William Cole, City of Knoxville Traffic Engineering Department:
The City of Knoxville Traffic Engineering Division evaluates intersections for traffic signal installation once every two years. We usually investigate around 40 locations and create a ranked list, called the signal index, based on traffic volume and crashes that could be improved with a signal. We have to evaluate the trade-offs before we decide to install a traffic signal. Signals reduce delays on the side street, but they increase delays on the main street and can increase delays on all streets at off-peak times. Also, signals reduce angle crashes but increase rear-end crashes. In the signal-index process, the traffic is counted on each leg of the intersection and the crashes are investigated. This data is then used to determine which locations would benefit most from our budget for new signals. This location [on Papermill] will be investigated when that index is put together in early 2014.
“What Knoxville really needs is to drop its inferiority complex to other cities in Tennessee. Memphis has better barbecue, but there is plenty of good food here. Nashville has the Music City thing going, but they are also infested with state politicians and swarming with lobbyists. Our beautiful home in the valley has the amenities of a bigger city and the charm of a smaller town. We are right to be proud of our humility, but we shouldn’t overlook our appeal.”
—Rick Tate, owner, the Tate Group; CFO, the Tate Estate
Kim Bumpas, President of Visit Knoxville:

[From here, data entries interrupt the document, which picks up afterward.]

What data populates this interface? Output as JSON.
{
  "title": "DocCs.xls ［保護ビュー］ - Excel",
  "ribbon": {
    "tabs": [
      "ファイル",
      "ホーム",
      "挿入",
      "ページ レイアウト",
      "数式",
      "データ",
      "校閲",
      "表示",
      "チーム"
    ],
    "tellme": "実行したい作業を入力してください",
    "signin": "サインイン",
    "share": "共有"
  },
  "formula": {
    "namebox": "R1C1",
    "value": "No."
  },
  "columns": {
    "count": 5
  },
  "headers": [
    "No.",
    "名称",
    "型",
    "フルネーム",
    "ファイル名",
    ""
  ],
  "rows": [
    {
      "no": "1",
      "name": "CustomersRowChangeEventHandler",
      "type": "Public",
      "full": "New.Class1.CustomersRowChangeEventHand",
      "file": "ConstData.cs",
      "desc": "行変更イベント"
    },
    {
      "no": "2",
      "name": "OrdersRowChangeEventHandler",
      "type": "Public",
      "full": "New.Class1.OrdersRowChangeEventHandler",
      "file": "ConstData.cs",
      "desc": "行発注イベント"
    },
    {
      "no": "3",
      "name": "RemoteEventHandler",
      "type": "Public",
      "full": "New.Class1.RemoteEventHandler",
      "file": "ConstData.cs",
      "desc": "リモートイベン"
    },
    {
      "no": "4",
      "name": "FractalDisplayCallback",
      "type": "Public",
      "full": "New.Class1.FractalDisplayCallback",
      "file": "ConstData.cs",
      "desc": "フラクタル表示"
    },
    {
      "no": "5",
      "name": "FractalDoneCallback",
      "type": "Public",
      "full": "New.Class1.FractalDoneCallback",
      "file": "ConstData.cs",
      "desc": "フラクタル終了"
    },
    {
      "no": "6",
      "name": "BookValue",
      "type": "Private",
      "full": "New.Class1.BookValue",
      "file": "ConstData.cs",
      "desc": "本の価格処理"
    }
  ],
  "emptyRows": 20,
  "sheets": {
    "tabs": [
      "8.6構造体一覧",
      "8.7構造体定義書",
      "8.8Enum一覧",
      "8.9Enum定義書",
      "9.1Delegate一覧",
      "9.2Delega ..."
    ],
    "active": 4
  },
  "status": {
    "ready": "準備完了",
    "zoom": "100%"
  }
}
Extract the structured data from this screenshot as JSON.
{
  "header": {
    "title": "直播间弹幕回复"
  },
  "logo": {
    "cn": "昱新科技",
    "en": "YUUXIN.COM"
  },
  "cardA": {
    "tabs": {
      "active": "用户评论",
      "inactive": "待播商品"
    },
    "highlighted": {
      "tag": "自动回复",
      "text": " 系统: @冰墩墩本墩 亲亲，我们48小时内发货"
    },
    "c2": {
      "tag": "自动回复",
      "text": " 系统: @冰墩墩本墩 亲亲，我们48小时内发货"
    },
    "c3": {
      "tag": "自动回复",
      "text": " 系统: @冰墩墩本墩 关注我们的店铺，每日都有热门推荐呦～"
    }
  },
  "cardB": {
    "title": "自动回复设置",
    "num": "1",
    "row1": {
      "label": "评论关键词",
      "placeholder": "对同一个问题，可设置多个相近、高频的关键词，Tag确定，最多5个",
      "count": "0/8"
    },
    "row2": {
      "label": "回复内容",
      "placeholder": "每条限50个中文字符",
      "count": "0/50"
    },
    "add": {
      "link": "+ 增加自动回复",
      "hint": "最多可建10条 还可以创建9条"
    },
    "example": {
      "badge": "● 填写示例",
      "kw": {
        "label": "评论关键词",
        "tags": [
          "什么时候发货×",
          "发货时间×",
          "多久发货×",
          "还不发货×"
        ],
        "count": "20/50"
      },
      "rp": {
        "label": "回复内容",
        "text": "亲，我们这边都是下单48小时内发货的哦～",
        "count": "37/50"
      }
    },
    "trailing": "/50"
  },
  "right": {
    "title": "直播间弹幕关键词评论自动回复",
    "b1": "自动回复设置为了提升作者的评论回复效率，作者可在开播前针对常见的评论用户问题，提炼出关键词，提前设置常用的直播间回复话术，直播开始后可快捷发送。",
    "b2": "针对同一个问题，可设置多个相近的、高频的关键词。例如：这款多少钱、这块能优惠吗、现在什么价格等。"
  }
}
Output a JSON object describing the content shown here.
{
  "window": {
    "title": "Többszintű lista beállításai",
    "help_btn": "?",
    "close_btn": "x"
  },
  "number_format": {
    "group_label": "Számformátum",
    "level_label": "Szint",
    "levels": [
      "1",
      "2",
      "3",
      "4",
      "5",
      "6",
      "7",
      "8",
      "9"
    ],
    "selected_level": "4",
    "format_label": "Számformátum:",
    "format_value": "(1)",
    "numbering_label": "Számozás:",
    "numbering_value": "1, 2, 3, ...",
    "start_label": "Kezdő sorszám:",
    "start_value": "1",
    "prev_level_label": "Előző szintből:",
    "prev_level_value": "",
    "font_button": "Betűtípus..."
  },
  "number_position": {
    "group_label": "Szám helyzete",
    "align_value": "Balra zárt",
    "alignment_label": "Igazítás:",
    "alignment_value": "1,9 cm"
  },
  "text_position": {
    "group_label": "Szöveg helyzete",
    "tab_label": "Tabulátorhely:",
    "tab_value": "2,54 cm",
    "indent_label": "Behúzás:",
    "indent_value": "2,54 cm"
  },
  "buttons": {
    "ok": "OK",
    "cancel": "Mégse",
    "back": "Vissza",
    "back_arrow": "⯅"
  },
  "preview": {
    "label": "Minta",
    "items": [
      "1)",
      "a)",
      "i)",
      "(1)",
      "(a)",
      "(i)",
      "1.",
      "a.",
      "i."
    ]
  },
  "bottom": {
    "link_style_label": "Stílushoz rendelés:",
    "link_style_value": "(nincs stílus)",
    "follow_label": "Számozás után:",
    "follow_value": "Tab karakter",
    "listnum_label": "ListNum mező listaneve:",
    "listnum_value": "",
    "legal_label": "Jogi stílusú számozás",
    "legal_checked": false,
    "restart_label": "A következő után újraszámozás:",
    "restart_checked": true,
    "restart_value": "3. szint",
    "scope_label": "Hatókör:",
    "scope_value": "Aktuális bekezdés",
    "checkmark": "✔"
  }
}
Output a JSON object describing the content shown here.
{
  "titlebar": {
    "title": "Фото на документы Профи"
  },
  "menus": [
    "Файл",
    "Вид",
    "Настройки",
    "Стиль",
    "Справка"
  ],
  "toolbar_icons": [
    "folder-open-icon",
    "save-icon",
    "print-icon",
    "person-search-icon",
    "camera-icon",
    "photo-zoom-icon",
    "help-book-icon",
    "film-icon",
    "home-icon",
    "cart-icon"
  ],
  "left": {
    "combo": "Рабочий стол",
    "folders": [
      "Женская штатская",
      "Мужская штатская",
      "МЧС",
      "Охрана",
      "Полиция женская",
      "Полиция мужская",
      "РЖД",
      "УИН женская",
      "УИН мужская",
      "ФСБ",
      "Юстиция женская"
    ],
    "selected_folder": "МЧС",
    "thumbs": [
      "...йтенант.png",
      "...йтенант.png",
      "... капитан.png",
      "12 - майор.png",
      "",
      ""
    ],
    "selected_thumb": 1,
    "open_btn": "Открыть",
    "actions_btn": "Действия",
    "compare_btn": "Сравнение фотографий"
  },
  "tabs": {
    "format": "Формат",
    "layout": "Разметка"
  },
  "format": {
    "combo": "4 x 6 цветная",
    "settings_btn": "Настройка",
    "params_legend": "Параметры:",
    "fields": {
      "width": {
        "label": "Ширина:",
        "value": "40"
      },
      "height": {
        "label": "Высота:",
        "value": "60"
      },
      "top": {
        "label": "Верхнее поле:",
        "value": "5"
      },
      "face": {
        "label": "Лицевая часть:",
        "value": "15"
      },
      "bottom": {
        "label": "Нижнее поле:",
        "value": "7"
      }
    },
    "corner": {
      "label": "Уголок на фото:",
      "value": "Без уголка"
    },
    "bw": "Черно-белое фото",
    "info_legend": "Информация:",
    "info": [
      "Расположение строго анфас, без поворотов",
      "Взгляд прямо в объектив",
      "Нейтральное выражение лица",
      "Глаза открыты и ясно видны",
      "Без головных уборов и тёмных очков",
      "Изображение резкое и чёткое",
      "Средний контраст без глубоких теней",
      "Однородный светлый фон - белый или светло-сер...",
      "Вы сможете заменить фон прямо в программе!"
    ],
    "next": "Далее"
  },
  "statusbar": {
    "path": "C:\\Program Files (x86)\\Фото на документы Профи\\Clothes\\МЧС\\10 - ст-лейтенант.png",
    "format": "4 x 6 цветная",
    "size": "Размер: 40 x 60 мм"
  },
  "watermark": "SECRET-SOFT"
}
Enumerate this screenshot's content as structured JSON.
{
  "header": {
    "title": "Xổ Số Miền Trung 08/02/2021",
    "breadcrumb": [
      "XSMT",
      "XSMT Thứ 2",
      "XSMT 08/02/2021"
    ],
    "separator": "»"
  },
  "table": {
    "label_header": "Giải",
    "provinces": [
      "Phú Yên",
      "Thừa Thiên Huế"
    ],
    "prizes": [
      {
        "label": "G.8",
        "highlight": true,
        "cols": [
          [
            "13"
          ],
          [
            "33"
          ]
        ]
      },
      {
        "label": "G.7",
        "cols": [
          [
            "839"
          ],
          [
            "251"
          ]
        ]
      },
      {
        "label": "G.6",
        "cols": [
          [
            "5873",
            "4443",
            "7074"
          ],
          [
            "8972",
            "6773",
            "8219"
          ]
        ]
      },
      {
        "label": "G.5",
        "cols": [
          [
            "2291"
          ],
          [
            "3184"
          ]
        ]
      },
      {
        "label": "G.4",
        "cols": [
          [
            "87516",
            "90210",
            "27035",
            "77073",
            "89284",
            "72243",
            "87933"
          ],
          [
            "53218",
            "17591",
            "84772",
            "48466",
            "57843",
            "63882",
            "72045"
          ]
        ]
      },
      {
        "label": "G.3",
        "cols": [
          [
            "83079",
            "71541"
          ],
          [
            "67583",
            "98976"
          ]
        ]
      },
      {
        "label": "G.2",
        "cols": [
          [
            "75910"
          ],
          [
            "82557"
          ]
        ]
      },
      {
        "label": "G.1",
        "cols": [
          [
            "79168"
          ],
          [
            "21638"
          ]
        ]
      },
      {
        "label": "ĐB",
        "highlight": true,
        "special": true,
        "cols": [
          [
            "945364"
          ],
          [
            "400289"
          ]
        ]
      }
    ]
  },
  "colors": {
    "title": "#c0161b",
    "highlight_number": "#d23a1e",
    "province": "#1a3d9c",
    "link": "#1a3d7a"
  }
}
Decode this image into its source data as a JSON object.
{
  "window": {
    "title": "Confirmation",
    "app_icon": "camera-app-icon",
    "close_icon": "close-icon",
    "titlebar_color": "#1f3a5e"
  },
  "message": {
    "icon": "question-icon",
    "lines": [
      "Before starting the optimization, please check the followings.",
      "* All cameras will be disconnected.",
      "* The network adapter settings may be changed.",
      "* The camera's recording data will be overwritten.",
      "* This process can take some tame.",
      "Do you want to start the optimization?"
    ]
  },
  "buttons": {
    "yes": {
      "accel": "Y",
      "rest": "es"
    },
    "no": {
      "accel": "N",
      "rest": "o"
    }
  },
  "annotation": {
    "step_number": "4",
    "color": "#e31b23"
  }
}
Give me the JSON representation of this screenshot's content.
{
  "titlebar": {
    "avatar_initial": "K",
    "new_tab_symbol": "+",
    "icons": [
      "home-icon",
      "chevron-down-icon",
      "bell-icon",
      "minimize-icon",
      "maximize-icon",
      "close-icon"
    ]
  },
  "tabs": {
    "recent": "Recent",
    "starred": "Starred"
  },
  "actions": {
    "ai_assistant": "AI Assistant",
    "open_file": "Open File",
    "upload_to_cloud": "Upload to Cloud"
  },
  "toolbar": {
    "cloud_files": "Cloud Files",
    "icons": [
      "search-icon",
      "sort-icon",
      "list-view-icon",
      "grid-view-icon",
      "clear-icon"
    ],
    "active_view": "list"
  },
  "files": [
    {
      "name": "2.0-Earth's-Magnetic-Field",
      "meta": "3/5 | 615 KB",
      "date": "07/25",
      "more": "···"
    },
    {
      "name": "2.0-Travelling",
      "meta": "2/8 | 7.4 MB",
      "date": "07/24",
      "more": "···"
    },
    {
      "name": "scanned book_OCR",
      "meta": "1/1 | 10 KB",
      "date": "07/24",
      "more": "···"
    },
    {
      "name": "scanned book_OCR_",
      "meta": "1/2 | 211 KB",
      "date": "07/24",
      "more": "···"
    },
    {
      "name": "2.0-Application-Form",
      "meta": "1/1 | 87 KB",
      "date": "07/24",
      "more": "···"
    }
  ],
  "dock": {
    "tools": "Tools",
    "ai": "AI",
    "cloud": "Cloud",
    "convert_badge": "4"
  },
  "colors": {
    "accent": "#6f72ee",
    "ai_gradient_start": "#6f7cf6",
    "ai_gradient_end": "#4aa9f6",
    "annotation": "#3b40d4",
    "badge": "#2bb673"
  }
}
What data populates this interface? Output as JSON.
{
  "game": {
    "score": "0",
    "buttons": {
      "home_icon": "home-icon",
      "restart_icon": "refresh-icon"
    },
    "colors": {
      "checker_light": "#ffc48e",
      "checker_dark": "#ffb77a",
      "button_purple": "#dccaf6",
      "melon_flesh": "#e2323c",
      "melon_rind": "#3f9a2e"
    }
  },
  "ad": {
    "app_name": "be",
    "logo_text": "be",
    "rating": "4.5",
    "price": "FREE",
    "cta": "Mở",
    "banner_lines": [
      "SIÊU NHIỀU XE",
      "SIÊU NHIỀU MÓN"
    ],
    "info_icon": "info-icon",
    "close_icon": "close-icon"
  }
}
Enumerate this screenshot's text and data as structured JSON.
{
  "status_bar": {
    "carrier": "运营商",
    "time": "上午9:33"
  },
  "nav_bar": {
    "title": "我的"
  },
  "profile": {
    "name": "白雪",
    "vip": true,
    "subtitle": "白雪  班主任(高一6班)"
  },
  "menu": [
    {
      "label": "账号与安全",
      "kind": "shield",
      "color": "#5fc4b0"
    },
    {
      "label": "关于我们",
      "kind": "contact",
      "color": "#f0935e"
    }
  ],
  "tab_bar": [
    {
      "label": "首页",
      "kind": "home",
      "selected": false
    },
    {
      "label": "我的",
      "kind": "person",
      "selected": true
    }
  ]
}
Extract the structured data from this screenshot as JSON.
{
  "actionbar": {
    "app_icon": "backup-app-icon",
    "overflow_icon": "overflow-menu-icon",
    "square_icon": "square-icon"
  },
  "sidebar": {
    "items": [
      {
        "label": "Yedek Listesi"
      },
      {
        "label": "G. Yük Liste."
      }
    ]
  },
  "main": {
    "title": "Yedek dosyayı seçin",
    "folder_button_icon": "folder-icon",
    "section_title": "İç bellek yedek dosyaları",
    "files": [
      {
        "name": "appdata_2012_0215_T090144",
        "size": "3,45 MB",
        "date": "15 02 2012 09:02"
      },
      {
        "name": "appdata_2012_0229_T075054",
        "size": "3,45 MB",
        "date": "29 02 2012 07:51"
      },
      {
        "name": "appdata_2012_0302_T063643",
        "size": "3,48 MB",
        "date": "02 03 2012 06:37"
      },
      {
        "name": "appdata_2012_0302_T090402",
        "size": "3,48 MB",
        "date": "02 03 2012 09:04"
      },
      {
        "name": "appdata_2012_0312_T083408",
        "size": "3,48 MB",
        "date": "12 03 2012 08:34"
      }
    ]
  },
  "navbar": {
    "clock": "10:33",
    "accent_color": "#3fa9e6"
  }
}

We are moving in this direction a lot with our new campaign. One of the key things I think is valuable to Knoxville and valuable about Knoxville is its variety. Knoxville is so much more than [one thing]. Being the home of just one thing is not as meaningful in the new world as maybe some people think it is. What Knoxville is is a variety of experiences, and we’re trying to show that through the way we market and the way we tell the story of Knoxville. Knoxville isn’t about any one thing. We’ve got a lot of things. We’ve got a rich arts and culture scene. We have a symphony, we have an opera. You can canoe, you can paddleboard right out of downtown. You can go play a three-par golf course right out of downtown and get right back. We have a rich heritage tourism. We have all of the war sites, all the historic homes that compete with some of the destinations that people like to throw out there like Savannah. It is the variety of Knoxville and the people in Knoxville that make it what it is.